"Images of the burning of a Quran would undoubtedly be used by extremists in Afghanistan - and around the world - to inflame public opinion and incite violence," Petraeus said.
Gibbs pointed to that comment when asked for White House reaction to the plan from Gainesville, Florida-based Dove World Outreach Center to burn copies of the sacred Islamic text.
"As [Petraeus] said, it puts our troops in harm's way," Gibbs told reporters Tuesday. "And obviously [anything] that puts our troops in harm's way would be a concern to this administration."
Gibbs added, however, that the White House has not reached out to the church's pastor, and he said he had not heard of any plans to do so.
The plan to burn Qurans has already generated protests in Afghanistan, where hundreds chanted "Long live Islam" and "Death to America" at a rally over the weekend. Thousands rallied in Jakarta, Indonesia and other cities two days earlier over the planned Quran burning.
The leader of the tiny evangelical church, Terry Jones, said he plans to move forward despite Petraeus' concerns, though he said he is still praying over the decision.
"We think it's time to turn the tables, and instead of possibly blaming us for what could happen, we put the blame where it belongs - on the people who would do it," Jones told the Associated Press. "And maybe instead of addressing us, we should address radical Islam and send a very clear warning that they are not to retaliate in any form."
Jones, who is also planning to move forward despite being denied a permit for the event, made headlines last year for distributing t-shirts reading "Islam is of the Devil."
The pastor, who reportedly carries a gun after receiving death threats over his planned protest, says supporters have been mailing him copies of the Quran for burning on the evening of September 11th.
Speaking of the Afghanistan protests over Jones' plan, Petreaus said, "I am very concerned by the potential repercussions of the possible burning."
"Even the rumor that it might take place has sparked demonstrations such as the one that took place in Kabul yesterday," he told the AP. "Were the actual burning to take place, the safety of our soldiers and civilians would be put in jeopardy and accomplishment of the mission would be made more difficult."

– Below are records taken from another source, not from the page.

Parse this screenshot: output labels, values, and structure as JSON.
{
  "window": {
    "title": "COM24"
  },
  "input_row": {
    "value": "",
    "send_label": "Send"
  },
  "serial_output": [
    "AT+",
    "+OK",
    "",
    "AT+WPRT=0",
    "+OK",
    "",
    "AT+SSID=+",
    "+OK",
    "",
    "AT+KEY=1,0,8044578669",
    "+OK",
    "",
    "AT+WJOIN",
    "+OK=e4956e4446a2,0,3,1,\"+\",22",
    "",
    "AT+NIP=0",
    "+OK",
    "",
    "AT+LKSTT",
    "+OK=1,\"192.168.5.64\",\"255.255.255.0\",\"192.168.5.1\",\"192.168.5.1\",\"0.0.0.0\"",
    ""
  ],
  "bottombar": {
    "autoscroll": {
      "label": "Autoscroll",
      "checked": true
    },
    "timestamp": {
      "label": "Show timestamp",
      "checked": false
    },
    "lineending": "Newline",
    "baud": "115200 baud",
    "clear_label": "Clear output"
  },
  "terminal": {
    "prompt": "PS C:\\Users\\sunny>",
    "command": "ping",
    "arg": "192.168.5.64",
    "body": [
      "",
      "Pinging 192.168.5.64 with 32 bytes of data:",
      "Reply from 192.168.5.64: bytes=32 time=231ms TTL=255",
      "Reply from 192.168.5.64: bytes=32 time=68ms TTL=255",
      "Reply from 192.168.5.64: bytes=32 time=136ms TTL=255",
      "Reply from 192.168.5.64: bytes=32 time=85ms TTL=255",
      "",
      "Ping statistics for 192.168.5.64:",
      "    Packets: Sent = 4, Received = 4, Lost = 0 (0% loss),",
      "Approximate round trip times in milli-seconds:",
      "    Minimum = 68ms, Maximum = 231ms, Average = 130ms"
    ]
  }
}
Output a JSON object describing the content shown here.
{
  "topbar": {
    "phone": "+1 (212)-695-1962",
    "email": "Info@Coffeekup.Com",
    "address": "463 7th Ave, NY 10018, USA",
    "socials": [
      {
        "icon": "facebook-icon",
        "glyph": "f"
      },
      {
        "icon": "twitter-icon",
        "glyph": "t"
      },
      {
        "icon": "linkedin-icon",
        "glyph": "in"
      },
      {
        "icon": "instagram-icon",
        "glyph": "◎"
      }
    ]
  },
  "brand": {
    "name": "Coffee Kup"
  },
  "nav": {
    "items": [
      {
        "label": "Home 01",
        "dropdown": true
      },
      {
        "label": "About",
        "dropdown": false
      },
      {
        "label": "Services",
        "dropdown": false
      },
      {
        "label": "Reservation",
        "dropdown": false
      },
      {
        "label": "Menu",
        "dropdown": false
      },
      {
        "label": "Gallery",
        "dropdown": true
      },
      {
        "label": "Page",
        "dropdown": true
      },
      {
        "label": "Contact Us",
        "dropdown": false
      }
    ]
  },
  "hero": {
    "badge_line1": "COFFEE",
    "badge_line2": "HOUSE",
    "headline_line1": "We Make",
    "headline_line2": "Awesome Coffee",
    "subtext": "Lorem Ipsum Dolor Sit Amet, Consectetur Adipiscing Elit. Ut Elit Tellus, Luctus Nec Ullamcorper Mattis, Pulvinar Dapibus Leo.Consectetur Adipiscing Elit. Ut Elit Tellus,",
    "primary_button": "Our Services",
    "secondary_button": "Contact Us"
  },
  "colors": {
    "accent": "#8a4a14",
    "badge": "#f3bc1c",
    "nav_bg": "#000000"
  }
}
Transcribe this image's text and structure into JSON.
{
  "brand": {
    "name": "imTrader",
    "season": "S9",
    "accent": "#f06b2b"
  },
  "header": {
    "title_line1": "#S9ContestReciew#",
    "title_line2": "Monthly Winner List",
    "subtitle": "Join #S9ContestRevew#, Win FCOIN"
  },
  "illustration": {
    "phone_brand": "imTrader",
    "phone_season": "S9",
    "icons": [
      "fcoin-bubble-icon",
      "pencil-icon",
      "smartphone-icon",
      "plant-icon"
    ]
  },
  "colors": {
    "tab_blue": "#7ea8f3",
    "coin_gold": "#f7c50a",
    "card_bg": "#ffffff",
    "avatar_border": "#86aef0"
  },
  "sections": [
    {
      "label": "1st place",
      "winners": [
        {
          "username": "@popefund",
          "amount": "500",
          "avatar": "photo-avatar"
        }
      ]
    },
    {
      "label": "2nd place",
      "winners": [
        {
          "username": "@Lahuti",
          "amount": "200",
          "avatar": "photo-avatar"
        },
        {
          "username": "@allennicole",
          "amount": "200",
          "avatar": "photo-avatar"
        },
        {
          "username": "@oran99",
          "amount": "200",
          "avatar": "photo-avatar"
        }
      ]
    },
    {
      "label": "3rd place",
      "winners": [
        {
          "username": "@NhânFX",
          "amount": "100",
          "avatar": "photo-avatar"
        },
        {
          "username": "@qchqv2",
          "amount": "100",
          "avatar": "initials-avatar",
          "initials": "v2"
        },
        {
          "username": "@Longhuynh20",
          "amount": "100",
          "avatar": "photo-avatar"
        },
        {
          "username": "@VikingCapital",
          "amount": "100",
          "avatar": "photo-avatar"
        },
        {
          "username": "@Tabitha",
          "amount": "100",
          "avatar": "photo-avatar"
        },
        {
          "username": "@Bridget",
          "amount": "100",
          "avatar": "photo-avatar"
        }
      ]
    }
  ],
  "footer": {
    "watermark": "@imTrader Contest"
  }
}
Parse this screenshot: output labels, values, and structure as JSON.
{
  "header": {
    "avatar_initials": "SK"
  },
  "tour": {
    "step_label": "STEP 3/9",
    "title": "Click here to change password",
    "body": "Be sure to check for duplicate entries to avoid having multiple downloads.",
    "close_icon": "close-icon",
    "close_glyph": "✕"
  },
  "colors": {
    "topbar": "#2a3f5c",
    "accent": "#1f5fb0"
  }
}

Brian Montopoli is a political reporter for CBSNews.com. You can read more of his posts here. Follow Hotsheet on Facebook and Twitter.